their thin transparent shell. The legs on the Bead Back Scud
are an additional feature that contribute to the uniqueness of
this pattern which does not open up large gaps between the beads.
The coloration of scuds varies from region to region as the color
is often a reflection of the scud's diet. Their colors range
from shakes of olive to tan or gray.
Hook: Dai-Riki 135, Daiichi 1150 or 1250, sizes 12-16.
Thread: Color to match beads, 8/0.
Body: Five or six beads, small, color to suit.
Legs: Rainy's Sparkle Dub, color to match beads.
Instructions - Rainy's Bead Back Scud:
1. Thread 4 or 5 beads onto the hook and place it in
the vise at a slight angle. Push the beads forward to
the eye. Tie in the thread at the bend of the hook at
least one bead width behind the beads and create a thread
butt large enough to keep the beads from slipping off the
hook, whip finish the thread and trim.
2. Push one bead back to the thread butt and tie in
the thread. For the legs, collect a small amount of
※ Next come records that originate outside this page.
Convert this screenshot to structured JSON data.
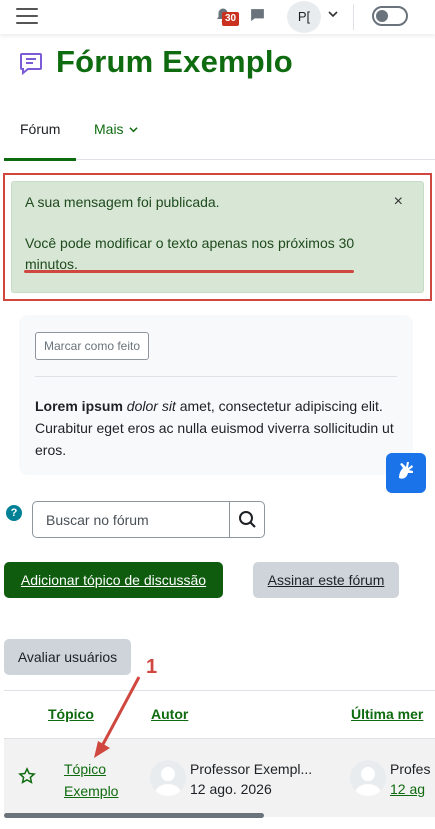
{
  "header": {
    "notifications_count": "30",
    "user_initials": "P["
  },
  "page": {
    "title": "Fórum Exemplo"
  },
  "tabs": [
    {
      "label": "Fórum"
    },
    {
      "label": "Mais"
    }
  ],
  "alert": {
    "line1": "A sua mensagem foi publicada.",
    "line2": "Você pode modificar o texto apenas nos próximos 30 minutos.",
    "close": "×"
  },
  "activity": {
    "mark_done_label": "Marcar como feito",
    "desc_bold": "Lorem ipsum",
    "desc_italic": "dolor sit",
    "desc_rest": "amet, consectetur adipiscing elit. Curabitur eget eros ac nulla euismod viverra sollicitudin ut eros."
  },
  "search": {
    "placeholder": "Buscar no fórum"
  },
  "actions": {
    "add_topic": "Adicionar tópico de discussão",
    "subscribe": "Assinar este fórum",
    "rate_users": "Avaliar usuários"
  },
  "annotation": {
    "number": "1"
  },
  "table": {
    "headers": [
      "Tópico",
      "Autor",
      "Última mer"
    ],
    "rows": [
      {
        "topic": "Tópico Exemplo",
        "author": "Professor Exempl...",
        "author_date": "12 ago. 2026",
        "last_author": "Profes",
        "last_date": "12 ag"
      }
    ]
  },
  "colors": {
    "brand": "#0f6b0f",
    "alert_bg": "#d7e6d5",
    "annotation": "#d0473f"
  }
}
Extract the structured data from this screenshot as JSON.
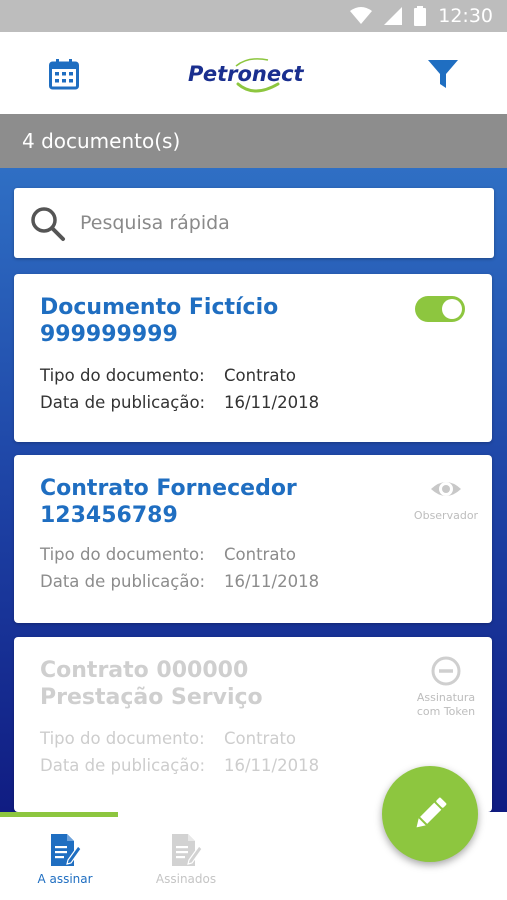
{
  "status_bar": {
    "time": "12:30",
    "icons": [
      "wifi-icon",
      "signal-icon",
      "battery-icon"
    ]
  },
  "header": {
    "logo_text": "Petronect",
    "left_icon": "calendar-icon",
    "right_icon": "filter-icon"
  },
  "count_bar": {
    "text": "4 documento(s)"
  },
  "search": {
    "placeholder": "Pesquisa rápida",
    "value": "",
    "icon": "search-icon"
  },
  "documents": [
    {
      "title_line1": "Documento Fictício",
      "title_line2": "999999999",
      "type_label": "Tipo do documento:",
      "type_value": "Contrato",
      "date_label": "Data de publicação:",
      "date_value": "16/11/2018",
      "status": "toggle-on"
    },
    {
      "title_line1": "Contrato Fornecedor",
      "title_line2": "123456789",
      "type_label": "Tipo do documento:",
      "type_value": "Contrato",
      "date_label": "Data de publicação:",
      "date_value": "16/11/2018",
      "status_icon": "eye-icon",
      "status_label": "Observador"
    },
    {
      "title_line1": "Contrato 000000",
      "title_line2": "Prestação Serviço",
      "type_label": "Tipo do documento:",
      "type_value": "Contrato",
      "date_label": "Data de publicação:",
      "date_value": "16/11/2018",
      "status_icon": "minus-circle-icon",
      "status_label_line1": "Assinatura",
      "status_label_line2": "com Token"
    }
  ],
  "bottom_nav": {
    "items": [
      {
        "label": "A assinar",
        "icon": "sign-document-icon",
        "active": true
      },
      {
        "label": "Assinados",
        "icon": "signed-document-icon",
        "active": false
      }
    ]
  },
  "fab": {
    "icon": "pencil-icon"
  },
  "colors": {
    "accent_green": "#8dc63f",
    "title_blue": "#1f6ec1",
    "count_bar_gray": "#8d8d8d",
    "gradient_top": "#2f6fc4",
    "gradient_bottom": "#101c82"
  }
}
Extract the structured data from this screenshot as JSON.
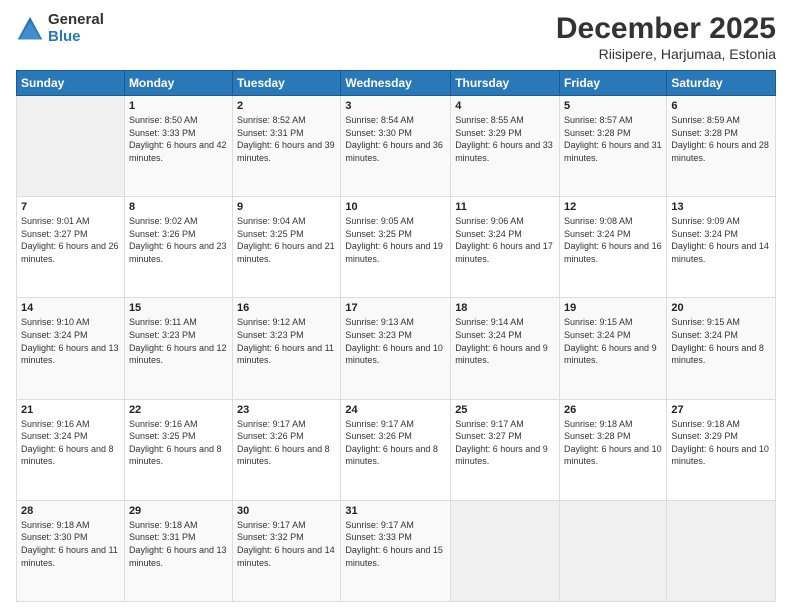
{
  "header": {
    "logo_general": "General",
    "logo_blue": "Blue",
    "month_title": "December 2025",
    "location": "Riisipere, Harjumaa, Estonia"
  },
  "days_of_week": [
    "Sunday",
    "Monday",
    "Tuesday",
    "Wednesday",
    "Thursday",
    "Friday",
    "Saturday"
  ],
  "weeks": [
    [
      {
        "num": "",
        "sunrise": "",
        "sunset": "",
        "daylight": ""
      },
      {
        "num": "1",
        "sunrise": "Sunrise: 8:50 AM",
        "sunset": "Sunset: 3:33 PM",
        "daylight": "Daylight: 6 hours and 42 minutes."
      },
      {
        "num": "2",
        "sunrise": "Sunrise: 8:52 AM",
        "sunset": "Sunset: 3:31 PM",
        "daylight": "Daylight: 6 hours and 39 minutes."
      },
      {
        "num": "3",
        "sunrise": "Sunrise: 8:54 AM",
        "sunset": "Sunset: 3:30 PM",
        "daylight": "Daylight: 6 hours and 36 minutes."
      },
      {
        "num": "4",
        "sunrise": "Sunrise: 8:55 AM",
        "sunset": "Sunset: 3:29 PM",
        "daylight": "Daylight: 6 hours and 33 minutes."
      },
      {
        "num": "5",
        "sunrise": "Sunrise: 8:57 AM",
        "sunset": "Sunset: 3:28 PM",
        "daylight": "Daylight: 6 hours and 31 minutes."
      },
      {
        "num": "6",
        "sunrise": "Sunrise: 8:59 AM",
        "sunset": "Sunset: 3:28 PM",
        "daylight": "Daylight: 6 hours and 28 minutes."
      }
    ],
    [
      {
        "num": "7",
        "sunrise": "Sunrise: 9:01 AM",
        "sunset": "Sunset: 3:27 PM",
        "daylight": "Daylight: 6 hours and 26 minutes."
      },
      {
        "num": "8",
        "sunrise": "Sunrise: 9:02 AM",
        "sunset": "Sunset: 3:26 PM",
        "daylight": "Daylight: 6 hours and 23 minutes."
      },
      {
        "num": "9",
        "sunrise": "Sunrise: 9:04 AM",
        "sunset": "Sunset: 3:25 PM",
        "daylight": "Daylight: 6 hours and 21 minutes."
      },
      {
        "num": "10",
        "sunrise": "Sunrise: 9:05 AM",
        "sunset": "Sunset: 3:25 PM",
        "daylight": "Daylight: 6 hours and 19 minutes."
      },
      {
        "num": "11",
        "sunrise": "Sunrise: 9:06 AM",
        "sunset": "Sunset: 3:24 PM",
        "daylight": "Daylight: 6 hours and 17 minutes."
      },
      {
        "num": "12",
        "sunrise": "Sunrise: 9:08 AM",
        "sunset": "Sunset: 3:24 PM",
        "daylight": "Daylight: 6 hours and 16 minutes."
      },
      {
        "num": "13",
        "sunrise": "Sunrise: 9:09 AM",
        "sunset": "Sunset: 3:24 PM",
        "daylight": "Daylight: 6 hours and 14 minutes."
      }
    ],
    [
      {
        "num": "14",
        "sunrise": "Sunrise: 9:10 AM",
        "sunset": "Sunset: 3:24 PM",
        "daylight": "Daylight: 6 hours and 13 minutes."
      },
      {
        "num": "15",
        "sunrise": "Sunrise: 9:11 AM",
        "sunset": "Sunset: 3:23 PM",
        "daylight": "Daylight: 6 hours and 12 minutes."
      },
      {
        "num": "16",
        "sunrise": "Sunrise: 9:12 AM",
        "sunset": "Sunset: 3:23 PM",
        "daylight": "Daylight: 6 hours and 11 minutes."
      },
      {
        "num": "17",
        "sunrise": "Sunrise: 9:13 AM",
        "sunset": "Sunset: 3:23 PM",
        "daylight": "Daylight: 6 hours and 10 minutes."
      },
      {
        "num": "18",
        "sunrise": "Sunrise: 9:14 AM",
        "sunset": "Sunset: 3:24 PM",
        "daylight": "Daylight: 6 hours and 9 minutes."
      },
      {
        "num": "19",
        "sunrise": "Sunrise: 9:15 AM",
        "sunset": "Sunset: 3:24 PM",
        "daylight": "Daylight: 6 hours and 9 minutes."
      },
      {
        "num": "20",
        "sunrise": "Sunrise: 9:15 AM",
        "sunset": "Sunset: 3:24 PM",
        "daylight": "Daylight: 6 hours and 8 minutes."
      }
    ],
    [
      {
        "num": "21",
        "sunrise": "Sunrise: 9:16 AM",
        "sunset": "Sunset: 3:24 PM",
        "daylight": "Daylight: 6 hours and 8 minutes."
      },
      {
        "num": "22",
        "sunrise": "Sunrise: 9:16 AM",
        "sunset": "Sunset: 3:25 PM",
        "daylight": "Daylight: 6 hours and 8 minutes."
      },
      {
        "num": "23",
        "sunrise": "Sunrise: 9:17 AM",
        "sunset": "Sunset: 3:26 PM",
        "daylight": "Daylight: 6 hours and 8 minutes."
      },
      {
        "num": "24",
        "sunrise": "Sunrise: 9:17 AM",
        "sunset": "Sunset: 3:26 PM",
        "daylight": "Daylight: 6 hours and 8 minutes."
      },
      {
        "num": "25",
        "sunrise": "Sunrise: 9:17 AM",
        "sunset": "Sunset: 3:27 PM",
        "daylight": "Daylight: 6 hours and 9 minutes."
      },
      {
        "num": "26",
        "sunrise": "Sunrise: 9:18 AM",
        "sunset": "Sunset: 3:28 PM",
        "daylight": "Daylight: 6 hours and 10 minutes."
      },
      {
        "num": "27",
        "sunrise": "Sunrise: 9:18 AM",
        "sunset": "Sunset: 3:29 PM",
        "daylight": "Daylight: 6 hours and 10 minutes."
      }
    ],
    [
      {
        "num": "28",
        "sunrise": "Sunrise: 9:18 AM",
        "sunset": "Sunset: 3:30 PM",
        "daylight": "Daylight: 6 hours and 11 minutes."
      },
      {
        "num": "29",
        "sunrise": "Sunrise: 9:18 AM",
        "sunset": "Sunset: 3:31 PM",
        "daylight": "Daylight: 6 hours and 13 minutes."
      },
      {
        "num": "30",
        "sunrise": "Sunrise: 9:17 AM",
        "sunset": "Sunset: 3:32 PM",
        "daylight": "Daylight: 6 hours and 14 minutes."
      },
      {
        "num": "31",
        "sunrise": "Sunrise: 9:17 AM",
        "sunset": "Sunset: 3:33 PM",
        "daylight": "Daylight: 6 hours and 15 minutes."
      },
      {
        "num": "",
        "sunrise": "",
        "sunset": "",
        "daylight": ""
      },
      {
        "num": "",
        "sunrise": "",
        "sunset": "",
        "daylight": ""
      },
      {
        "num": "",
        "sunrise": "",
        "sunset": "",
        "daylight": ""
      }
    ]
  ]
}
dubbing and form a noodle-shaped body by rolling the
material between your thumb and index finger (dubbing
should be in inch long and half the diameter of a bead).
3. Rotate the hook so it is upside down. Tie in the dubbing
strand by its center and secure with figure-eight wraps. tie
a couple of half hitches with the thread and trim. Do not
overwrap the thread, this causes too much bulk which prevents
the beads from closing tighly together.
4. Push the next bead tightly against the dubbing and tie
in the thread again. Form another dubbing strand and secure
into place as described above. Repeat this step until you
have completed the legs in between the beads. Tie in the
thread between the front bead and the eye to finish the head
with wraps and whip finish.
5. After the legs are completed, rotate the fly back
into the upright position. Use a fine-bristled brush and
comb the dubbing fibers down to form the legs. Trim the
tips of the dubbing fibers to the width of hook's gape.
Publisher's Note: If using glass beads on flies is
new to you and you are hesitant to stock up with yet more
fly-tying supplies, Rainy Riding has this fly as "Bug in a Box" on
her website. The 'box' comes with
a sample fly and enough materials to make several.
How to Fish the Rainy's Bead Back Scud
Scuds are primarily bottom dwellers, but can tumble downstream
in fast currents. Add a little split shot on your
leader to get it down if necessary. ~ JLW
Credits: This fly is one of hundreds of innovation flies included in
the book, Tying Glass Bead Flies by Joe J. Warren, published by
Frank Amato Publications. We appreciate use permission!